by Lisa Robinson
In 1861, the California Powder Works (CPW) incorporated, and in 1863 the company purchased 222 acres of Rancho Cañada del Rincon en el Rio de San Lorenzo, which at the time was owned by lime industry manufacturers Davis and Jordon. It was the first explosives manufacturer in the West. Powder being shipped around the horn from the East, a six-month voyage, resulted in a damp, poor quality explosive, and at an extortionate price. Shipments of explosives to the West were stopped during the Civil War because of the potential that they may be captured by Confederate forces.
Most of the machinery at the Powder Works was to be driven by water power and in 1863, the Santa Cruz Sentinel reported, “It is the intention of the owners to conduct the water from the river for mill use by carrying a flume through an adjacent hill or mountain, which will require a tunnel of considerable length.”
Indeed, the San Lorenzo River was dammed about ½ mile north of the property and water was transported from the dam by a ground level box flume over 2,000 feet long to a tunnel through the Hog’s Back, 1,260 feet in length, and distributed via a raised flume throughout the Works.

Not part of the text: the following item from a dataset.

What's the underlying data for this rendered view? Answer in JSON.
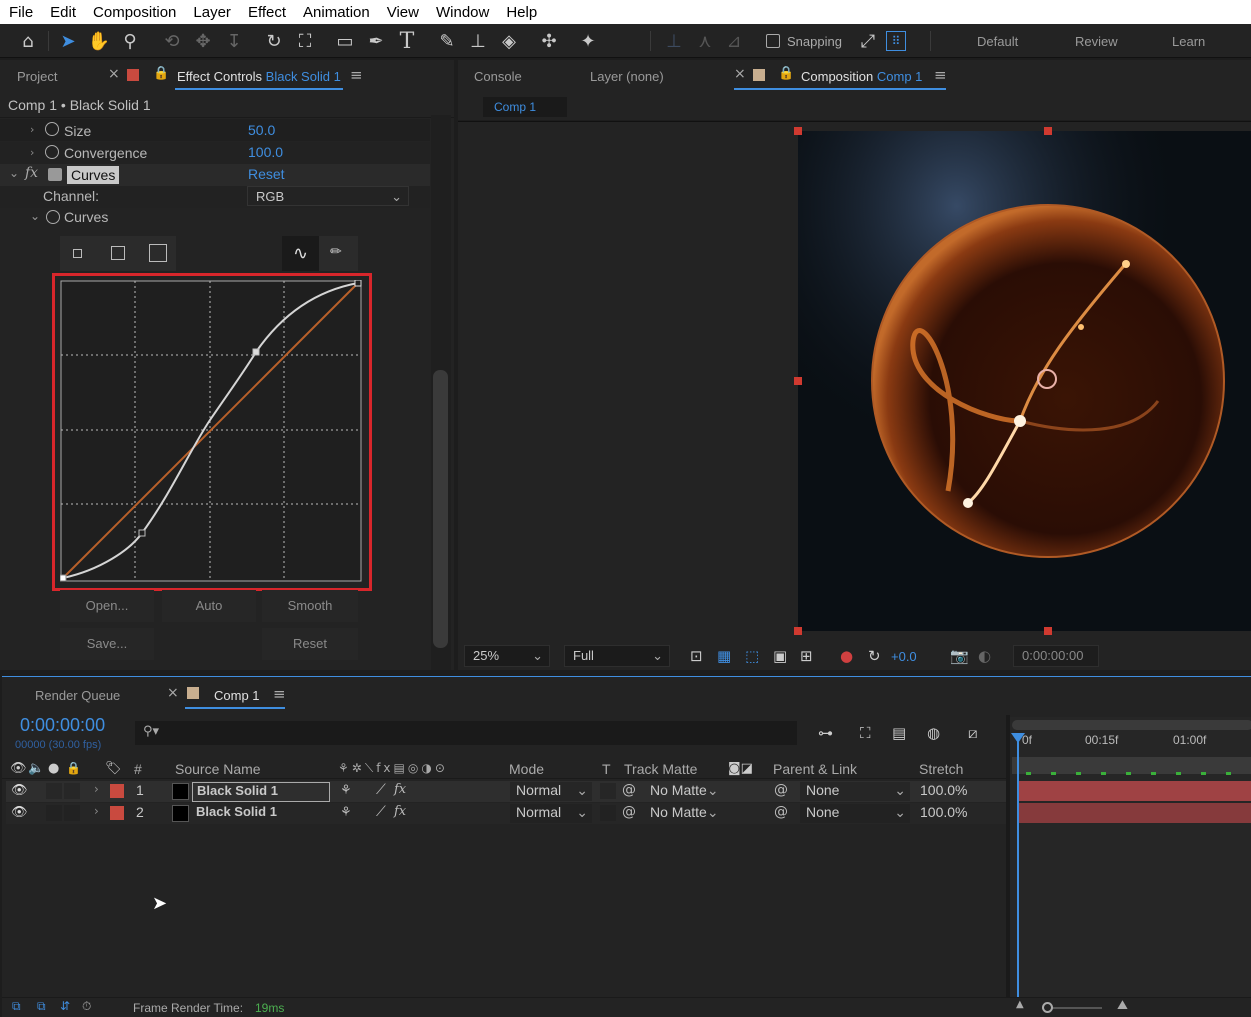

The tunnel was required to ensure a sufficient head of water to produce power. In fact, the deed of conveyance gave CPW the rights to “keep a dam at the head of the survey, at a sufficient height to flow the entire water of the River through the tunnel.” The Hog’s Back is the large hill that causes the river to bend around it, hence the name Rincon. In 1863, the nature of the rock was unknown. The contract for the tunnel construction was awarded to a San Francisco firm. “It will be a heavy job, and the contractor will have to ‘go it blind’ for a while as the character of the rock is not fully known.”
Remnants of the ground level flume, pictured here, can be seen today in Henry Cowell Redwoods State Park. So too can the concrete jetty that diverted water towards a sluice gate that controlled the flow of water into the flume.
The works had six center discharge water wheels, one in each of the Mixing Mills, one each in the Press Mill, the Corning Mill, and the Glaze Mill. Water power was also used to drive the machinery that made the wooden barrels in which the powder was shipped. “The staves are sawed with the required curves tongued and grooved by machinery, simple, but admirably ingenious.” There was also a network of underground flumes that returned used water back to the river. Remnants of these flumes can still be seen at Paradise Park, the site of the former Works.
For more information on the history of the California Powder Works visit the San Lorenzo Valley Museum’s latest exhibition Blasts from the Past – The Explosive Story of the California Powder Works (www.slvmuseum.com).